Which of the lines below hold "Custom"? Please return each one.

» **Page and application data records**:
Content starts
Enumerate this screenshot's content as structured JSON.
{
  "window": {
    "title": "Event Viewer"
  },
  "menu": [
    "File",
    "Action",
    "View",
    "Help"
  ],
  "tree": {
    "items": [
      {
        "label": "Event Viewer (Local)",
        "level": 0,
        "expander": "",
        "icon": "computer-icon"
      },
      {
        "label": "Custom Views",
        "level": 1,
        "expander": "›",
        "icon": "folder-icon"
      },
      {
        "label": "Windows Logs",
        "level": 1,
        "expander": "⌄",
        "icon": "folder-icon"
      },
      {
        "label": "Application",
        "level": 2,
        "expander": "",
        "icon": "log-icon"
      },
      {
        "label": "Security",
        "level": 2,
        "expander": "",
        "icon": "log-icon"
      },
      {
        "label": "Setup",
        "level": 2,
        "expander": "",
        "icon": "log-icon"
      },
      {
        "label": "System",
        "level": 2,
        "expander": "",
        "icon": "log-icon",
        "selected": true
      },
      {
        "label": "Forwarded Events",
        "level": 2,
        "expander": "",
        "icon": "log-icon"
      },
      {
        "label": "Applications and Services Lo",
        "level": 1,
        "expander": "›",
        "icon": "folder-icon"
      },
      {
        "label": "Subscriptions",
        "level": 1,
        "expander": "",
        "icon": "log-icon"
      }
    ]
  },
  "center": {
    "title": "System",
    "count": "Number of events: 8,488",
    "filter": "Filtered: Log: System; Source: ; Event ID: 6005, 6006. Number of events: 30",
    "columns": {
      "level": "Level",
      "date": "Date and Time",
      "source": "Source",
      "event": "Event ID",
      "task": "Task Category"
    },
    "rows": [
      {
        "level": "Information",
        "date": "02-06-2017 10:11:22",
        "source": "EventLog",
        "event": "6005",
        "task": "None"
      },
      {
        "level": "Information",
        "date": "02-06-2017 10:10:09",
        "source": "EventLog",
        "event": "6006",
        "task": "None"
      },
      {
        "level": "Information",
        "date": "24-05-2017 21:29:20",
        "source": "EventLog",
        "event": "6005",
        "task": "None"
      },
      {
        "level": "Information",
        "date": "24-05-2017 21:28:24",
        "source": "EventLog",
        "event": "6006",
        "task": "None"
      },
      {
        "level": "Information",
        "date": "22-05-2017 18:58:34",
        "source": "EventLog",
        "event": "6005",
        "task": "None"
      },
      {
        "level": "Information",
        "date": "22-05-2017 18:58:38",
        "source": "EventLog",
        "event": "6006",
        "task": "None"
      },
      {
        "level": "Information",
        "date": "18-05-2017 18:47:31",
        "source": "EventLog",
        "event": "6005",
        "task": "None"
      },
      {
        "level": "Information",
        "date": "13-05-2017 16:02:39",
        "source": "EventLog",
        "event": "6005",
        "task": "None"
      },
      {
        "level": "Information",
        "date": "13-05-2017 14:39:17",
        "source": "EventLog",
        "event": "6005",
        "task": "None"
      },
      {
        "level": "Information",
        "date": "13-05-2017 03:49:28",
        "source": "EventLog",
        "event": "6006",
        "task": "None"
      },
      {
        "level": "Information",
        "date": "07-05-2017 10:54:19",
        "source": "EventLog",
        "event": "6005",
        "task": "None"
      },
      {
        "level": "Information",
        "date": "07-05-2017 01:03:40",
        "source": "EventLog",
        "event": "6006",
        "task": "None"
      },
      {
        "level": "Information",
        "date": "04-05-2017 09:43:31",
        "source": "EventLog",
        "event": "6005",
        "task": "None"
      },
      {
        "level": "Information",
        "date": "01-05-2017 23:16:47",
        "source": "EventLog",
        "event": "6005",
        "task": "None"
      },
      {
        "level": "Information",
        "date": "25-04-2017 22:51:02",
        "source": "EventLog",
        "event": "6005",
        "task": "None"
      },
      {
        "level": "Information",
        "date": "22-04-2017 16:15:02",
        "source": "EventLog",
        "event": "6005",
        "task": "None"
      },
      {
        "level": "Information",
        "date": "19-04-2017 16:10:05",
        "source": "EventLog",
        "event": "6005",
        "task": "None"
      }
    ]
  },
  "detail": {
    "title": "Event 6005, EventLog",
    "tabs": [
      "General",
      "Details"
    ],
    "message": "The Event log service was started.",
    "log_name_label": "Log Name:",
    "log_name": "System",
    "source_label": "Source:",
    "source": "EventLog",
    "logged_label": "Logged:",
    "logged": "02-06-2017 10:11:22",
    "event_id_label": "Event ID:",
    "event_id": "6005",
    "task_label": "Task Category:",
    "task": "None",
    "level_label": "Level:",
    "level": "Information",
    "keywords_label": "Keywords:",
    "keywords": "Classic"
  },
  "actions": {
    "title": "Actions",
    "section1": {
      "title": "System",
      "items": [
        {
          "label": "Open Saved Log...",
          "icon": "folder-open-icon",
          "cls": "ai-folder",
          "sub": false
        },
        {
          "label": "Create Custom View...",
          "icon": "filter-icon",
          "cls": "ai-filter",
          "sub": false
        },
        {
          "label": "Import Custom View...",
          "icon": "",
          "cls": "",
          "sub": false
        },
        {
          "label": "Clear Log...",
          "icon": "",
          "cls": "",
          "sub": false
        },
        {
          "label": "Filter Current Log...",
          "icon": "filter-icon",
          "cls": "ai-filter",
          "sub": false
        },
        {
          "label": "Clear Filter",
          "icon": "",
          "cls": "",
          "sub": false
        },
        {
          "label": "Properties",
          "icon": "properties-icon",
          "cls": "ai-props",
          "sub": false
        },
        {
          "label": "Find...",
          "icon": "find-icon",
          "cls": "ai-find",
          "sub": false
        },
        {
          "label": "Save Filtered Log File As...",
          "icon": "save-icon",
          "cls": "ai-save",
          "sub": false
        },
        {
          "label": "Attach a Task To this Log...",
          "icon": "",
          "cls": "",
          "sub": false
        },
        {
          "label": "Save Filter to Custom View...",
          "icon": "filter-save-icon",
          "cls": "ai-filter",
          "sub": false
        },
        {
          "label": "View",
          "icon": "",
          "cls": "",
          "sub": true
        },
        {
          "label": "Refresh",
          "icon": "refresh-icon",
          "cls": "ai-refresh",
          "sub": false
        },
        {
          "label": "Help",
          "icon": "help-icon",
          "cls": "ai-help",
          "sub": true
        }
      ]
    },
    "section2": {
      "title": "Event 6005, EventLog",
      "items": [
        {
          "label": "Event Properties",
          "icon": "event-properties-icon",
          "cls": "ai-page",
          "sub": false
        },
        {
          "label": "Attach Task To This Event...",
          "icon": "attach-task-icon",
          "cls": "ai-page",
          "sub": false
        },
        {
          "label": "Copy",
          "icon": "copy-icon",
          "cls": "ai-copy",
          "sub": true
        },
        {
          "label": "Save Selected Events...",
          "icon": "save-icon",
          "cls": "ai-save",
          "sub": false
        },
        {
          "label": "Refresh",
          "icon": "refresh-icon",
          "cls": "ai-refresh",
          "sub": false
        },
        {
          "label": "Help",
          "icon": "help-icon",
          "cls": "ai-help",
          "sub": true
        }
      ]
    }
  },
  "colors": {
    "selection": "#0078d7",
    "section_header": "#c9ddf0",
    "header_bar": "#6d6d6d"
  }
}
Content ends
» **Reply**:
        "label": "Custom Views",
          "label": "Create Custom View...",
          "label": "Import Custom View...",
          "label": "Save Filter to Custom View...",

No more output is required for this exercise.